I was traveling one day listening to a pretrib teacher on the radio go on and on why this modern pretrib doctrine must be so, and rolling it over in my mind for the 1000th time trying to give it a fair chance--as I am really at heart a pan-tribulationalist, believing it will all pan out in the end. <har--old joke> And then it struck me that this whole doctrine was an 11th hour
"pretribulational vignette"... just like Jesus experienced in the garden. "Father," he must have thought, "You never change. There is no changing with you, you are always the same. And you know I am willing, just as Isaac and Abraham were when you stopped the knife in the air.

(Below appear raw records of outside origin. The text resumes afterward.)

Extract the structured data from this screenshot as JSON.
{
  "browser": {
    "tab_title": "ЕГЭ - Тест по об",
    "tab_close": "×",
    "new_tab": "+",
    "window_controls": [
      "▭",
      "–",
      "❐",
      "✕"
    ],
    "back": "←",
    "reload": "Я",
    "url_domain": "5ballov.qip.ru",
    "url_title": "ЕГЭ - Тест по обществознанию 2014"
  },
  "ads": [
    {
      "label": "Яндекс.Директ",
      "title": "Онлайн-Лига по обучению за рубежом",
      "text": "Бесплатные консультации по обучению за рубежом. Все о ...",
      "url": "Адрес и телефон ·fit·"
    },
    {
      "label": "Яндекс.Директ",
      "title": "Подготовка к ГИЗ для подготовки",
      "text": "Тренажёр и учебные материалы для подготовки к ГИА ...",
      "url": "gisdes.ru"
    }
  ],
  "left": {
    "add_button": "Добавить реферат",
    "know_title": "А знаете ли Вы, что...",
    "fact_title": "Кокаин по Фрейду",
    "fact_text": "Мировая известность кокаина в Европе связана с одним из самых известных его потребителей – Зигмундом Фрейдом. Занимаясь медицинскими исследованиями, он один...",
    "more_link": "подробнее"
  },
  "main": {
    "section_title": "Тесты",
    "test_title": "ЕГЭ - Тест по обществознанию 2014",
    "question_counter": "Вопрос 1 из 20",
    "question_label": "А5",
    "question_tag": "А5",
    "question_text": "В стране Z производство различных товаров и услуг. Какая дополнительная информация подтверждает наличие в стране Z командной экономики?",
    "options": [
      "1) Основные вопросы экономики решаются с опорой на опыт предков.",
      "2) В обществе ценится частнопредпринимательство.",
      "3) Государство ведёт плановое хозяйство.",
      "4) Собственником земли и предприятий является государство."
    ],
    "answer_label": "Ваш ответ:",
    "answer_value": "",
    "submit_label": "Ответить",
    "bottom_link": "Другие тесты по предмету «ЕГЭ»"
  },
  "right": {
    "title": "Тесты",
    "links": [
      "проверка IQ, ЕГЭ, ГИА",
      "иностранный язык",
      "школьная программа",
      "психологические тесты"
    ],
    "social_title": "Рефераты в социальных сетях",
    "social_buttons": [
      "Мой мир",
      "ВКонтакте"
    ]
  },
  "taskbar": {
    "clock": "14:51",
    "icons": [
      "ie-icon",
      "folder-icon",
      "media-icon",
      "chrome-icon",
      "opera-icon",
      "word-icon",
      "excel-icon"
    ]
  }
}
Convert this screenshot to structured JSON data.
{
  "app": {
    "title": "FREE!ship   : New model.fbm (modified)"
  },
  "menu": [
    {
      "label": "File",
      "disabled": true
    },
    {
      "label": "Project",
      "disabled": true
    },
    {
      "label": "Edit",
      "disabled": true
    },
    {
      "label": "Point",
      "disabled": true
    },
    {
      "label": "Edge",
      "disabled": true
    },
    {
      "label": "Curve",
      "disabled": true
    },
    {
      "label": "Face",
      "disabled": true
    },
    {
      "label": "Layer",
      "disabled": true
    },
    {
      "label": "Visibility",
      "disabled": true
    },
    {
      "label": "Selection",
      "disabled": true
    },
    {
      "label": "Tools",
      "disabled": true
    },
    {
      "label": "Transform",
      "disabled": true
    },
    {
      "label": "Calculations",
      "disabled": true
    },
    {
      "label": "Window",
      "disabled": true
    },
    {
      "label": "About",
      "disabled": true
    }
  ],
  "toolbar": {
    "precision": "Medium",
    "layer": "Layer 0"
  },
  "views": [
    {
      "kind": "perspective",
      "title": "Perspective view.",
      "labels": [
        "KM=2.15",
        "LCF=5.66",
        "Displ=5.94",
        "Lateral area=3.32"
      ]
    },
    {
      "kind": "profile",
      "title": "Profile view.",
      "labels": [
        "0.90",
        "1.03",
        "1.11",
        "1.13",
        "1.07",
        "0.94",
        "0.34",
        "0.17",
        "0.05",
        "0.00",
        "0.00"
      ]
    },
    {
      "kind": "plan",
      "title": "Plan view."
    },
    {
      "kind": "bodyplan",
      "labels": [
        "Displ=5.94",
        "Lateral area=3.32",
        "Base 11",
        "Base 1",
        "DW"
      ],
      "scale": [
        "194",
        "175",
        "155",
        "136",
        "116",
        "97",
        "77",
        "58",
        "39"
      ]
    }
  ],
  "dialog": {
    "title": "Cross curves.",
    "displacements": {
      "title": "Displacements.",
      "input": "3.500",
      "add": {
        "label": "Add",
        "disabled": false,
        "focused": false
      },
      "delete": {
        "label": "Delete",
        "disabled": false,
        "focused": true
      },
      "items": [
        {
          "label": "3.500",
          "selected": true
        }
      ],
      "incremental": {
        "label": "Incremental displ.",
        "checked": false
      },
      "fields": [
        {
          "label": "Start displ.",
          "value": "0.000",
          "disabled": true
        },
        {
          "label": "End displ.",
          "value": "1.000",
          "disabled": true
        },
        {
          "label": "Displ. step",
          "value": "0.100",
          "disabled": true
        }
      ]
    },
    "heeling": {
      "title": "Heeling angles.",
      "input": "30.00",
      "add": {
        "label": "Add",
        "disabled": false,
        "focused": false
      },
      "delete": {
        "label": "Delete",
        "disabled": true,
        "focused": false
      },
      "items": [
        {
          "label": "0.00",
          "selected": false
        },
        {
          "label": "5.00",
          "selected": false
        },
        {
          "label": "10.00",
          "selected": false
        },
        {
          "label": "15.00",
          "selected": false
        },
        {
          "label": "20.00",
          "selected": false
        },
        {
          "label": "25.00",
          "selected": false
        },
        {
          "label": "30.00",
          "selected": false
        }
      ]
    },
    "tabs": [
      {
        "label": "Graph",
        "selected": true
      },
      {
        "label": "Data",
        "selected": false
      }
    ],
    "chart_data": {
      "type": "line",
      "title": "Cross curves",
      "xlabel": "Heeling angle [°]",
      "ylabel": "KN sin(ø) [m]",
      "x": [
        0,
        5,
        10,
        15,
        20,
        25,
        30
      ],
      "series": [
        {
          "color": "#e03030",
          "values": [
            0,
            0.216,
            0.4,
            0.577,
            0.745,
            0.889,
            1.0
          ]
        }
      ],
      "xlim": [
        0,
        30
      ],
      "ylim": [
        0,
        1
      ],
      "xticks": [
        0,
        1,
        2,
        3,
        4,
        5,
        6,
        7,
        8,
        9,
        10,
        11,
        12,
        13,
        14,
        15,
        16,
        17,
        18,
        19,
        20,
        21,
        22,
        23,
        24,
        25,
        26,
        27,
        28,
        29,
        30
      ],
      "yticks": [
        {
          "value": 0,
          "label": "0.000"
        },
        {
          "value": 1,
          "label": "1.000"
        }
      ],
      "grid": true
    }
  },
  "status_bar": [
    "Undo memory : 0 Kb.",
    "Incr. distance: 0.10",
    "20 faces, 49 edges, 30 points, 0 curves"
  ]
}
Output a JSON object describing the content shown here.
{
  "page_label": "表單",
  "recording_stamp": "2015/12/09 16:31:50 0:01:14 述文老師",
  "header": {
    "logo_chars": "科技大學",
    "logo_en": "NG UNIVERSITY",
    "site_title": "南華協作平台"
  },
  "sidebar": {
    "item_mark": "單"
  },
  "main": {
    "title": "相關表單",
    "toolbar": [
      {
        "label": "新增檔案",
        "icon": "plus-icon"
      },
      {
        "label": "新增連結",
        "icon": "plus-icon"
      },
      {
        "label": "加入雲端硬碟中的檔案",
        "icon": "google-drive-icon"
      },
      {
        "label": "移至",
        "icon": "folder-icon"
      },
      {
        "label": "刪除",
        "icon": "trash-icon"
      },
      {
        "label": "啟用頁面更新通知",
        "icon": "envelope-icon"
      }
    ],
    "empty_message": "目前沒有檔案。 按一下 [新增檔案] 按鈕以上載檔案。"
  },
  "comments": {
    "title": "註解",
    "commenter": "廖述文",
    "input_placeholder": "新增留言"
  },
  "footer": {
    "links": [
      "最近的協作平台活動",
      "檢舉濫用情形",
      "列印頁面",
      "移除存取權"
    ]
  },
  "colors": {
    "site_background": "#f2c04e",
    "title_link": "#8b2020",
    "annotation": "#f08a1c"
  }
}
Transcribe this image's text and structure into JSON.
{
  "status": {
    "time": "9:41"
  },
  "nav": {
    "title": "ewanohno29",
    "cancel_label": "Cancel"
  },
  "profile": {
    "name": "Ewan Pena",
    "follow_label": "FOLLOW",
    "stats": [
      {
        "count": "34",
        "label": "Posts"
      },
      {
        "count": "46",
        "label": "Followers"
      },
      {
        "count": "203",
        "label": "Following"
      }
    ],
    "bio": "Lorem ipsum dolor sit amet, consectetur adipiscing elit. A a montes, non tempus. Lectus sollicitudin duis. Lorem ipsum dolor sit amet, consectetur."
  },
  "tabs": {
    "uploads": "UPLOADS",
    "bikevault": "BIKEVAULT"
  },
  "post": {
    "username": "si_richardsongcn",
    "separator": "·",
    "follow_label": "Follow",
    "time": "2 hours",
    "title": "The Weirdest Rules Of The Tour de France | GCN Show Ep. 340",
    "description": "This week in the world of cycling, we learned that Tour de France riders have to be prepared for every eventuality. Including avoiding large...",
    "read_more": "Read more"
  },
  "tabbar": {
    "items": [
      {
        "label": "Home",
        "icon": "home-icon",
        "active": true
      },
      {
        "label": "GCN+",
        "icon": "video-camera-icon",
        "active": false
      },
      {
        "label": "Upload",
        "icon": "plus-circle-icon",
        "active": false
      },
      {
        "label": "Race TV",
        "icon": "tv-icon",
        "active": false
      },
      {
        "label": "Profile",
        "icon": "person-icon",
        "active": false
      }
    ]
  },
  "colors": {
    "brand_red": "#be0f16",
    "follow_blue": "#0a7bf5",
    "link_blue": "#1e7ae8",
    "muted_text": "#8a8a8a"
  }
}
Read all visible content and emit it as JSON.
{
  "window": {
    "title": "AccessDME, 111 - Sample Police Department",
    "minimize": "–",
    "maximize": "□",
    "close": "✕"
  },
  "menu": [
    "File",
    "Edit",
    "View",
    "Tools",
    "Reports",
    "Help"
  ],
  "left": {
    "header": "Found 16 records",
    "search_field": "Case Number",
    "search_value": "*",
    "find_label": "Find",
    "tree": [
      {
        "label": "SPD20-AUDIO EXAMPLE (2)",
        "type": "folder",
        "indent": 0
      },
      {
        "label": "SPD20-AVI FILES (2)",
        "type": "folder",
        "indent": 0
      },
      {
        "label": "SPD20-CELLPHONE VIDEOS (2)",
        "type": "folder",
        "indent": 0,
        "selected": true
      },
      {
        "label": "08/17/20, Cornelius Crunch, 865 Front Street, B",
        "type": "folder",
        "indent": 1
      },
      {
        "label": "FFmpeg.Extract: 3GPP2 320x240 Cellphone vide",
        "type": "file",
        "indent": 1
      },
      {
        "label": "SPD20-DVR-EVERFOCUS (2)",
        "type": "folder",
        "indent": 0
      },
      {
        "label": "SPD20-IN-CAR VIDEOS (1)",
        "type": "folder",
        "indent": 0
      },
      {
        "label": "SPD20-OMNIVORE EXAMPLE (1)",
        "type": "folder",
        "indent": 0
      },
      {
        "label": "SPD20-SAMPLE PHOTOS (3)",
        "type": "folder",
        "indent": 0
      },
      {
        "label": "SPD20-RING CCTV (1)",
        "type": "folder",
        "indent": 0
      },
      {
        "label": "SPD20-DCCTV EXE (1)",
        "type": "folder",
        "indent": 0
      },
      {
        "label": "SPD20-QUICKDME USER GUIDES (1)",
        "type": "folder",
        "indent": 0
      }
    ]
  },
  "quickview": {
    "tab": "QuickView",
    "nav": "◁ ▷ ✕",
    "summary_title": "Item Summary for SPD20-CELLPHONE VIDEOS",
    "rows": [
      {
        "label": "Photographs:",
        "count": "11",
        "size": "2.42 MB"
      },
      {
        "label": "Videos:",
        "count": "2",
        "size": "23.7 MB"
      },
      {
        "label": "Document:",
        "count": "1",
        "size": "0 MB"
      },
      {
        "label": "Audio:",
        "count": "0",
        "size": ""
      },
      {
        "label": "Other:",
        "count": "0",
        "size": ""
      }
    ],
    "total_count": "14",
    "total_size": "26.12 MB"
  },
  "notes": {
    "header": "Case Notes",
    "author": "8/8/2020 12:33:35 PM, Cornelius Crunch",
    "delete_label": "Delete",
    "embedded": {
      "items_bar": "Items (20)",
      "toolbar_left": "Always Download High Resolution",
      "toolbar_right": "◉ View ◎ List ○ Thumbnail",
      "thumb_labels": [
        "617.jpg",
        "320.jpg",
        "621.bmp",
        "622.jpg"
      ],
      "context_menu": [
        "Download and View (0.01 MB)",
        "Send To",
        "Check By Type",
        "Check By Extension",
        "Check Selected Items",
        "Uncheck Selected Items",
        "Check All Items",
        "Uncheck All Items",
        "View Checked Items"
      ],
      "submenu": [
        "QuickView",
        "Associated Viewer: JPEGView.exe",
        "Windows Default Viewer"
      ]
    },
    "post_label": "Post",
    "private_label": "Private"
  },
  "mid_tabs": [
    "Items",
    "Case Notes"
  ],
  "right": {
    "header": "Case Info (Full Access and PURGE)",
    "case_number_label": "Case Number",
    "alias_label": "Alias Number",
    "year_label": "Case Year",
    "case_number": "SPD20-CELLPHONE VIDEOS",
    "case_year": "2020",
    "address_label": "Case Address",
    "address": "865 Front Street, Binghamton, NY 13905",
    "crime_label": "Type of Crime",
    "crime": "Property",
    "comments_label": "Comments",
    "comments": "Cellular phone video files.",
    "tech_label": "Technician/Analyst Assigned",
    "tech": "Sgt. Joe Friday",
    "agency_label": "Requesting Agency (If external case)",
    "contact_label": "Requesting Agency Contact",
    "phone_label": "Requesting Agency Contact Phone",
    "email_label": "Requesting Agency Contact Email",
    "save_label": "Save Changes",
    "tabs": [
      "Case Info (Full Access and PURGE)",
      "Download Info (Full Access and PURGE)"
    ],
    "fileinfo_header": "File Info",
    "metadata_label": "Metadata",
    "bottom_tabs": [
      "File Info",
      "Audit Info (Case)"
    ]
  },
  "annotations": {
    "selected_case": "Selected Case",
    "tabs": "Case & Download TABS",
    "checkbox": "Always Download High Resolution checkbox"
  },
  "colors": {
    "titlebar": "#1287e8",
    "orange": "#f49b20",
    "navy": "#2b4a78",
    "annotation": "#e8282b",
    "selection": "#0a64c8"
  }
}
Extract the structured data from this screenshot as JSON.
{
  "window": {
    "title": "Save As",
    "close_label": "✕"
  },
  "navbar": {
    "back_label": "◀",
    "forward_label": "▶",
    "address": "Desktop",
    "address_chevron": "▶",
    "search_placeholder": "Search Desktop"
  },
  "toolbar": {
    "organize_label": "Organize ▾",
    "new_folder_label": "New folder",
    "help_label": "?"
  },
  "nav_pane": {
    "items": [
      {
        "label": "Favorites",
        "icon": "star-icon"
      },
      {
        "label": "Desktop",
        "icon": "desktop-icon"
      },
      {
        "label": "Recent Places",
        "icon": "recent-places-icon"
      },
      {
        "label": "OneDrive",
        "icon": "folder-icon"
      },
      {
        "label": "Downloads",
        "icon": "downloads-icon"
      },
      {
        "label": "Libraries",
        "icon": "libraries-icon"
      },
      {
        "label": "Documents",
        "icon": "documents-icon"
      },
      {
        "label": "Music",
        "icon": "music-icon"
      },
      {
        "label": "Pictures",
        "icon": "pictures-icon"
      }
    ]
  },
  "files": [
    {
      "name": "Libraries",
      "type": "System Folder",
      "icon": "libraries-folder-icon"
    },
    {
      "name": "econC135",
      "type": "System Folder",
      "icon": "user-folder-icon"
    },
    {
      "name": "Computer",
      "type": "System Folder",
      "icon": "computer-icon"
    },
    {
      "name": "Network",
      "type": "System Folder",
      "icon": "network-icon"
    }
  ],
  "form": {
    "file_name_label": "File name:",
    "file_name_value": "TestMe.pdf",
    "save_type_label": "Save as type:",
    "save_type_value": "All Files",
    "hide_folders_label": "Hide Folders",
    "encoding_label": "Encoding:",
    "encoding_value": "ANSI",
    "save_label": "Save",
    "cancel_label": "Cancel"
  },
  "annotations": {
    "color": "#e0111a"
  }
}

Surely, then--you will rescue your chosen in the last moment? For you never change..." Was Jesus tempted by a sort of "systematic theology" that would have made it seem--against what he knew all along and by direct prophetic confirmation--that he might be spared the "great tribulation" in store for him at the last moment? Might even this be being repeated in post-shadow?
"Nevertheless, not my will but yours be done." Might not the pretrib among us take this same attitude of submission, even if they are unable to bear the meaning of it?
So here comes my real challenge. Are we hankering after a comforting doctrinal diversion? Or are we sweating blood? Will we really follow Jesus?
Nonetheless, I could be wrong in this. If I hear a trumpet shout--then I will indeed look up! In surprise, to be sure, but in joy to find a knife suspended in the air.
In any case, it will get very, very dark and bad up to this point--the likes of which the world has never seen. Worse than the holocaust, worse than when giant meteors hit the earth in the past, worse than the dividing of the continents. (Mat 24:21) The sun and moon and heavenly bodies will be "shaken" from their places, and the earth will reel like a drunkard (Isa 24:20).
In the meantime, and regardless of guesses of when our Lover will come and snatch us away, there is oil to gather for a long night.
Preparation should thus be our emphasis: 1) for our Lord and 2) against deception of any type. And one deception is to get all caught up in charts and graphs and such and forget that he is coming for an intimate union with us--his bride! Let us prepare ourselves for our wedding night and dinner, and not get caught up in trivia.
Zeph 2:3 (NIV) Seek the Lord, all you humble of the land, you who do what he commands. Seek righteousness, seek humility; perhaps you will be sheltered on the day of the Lord's anger.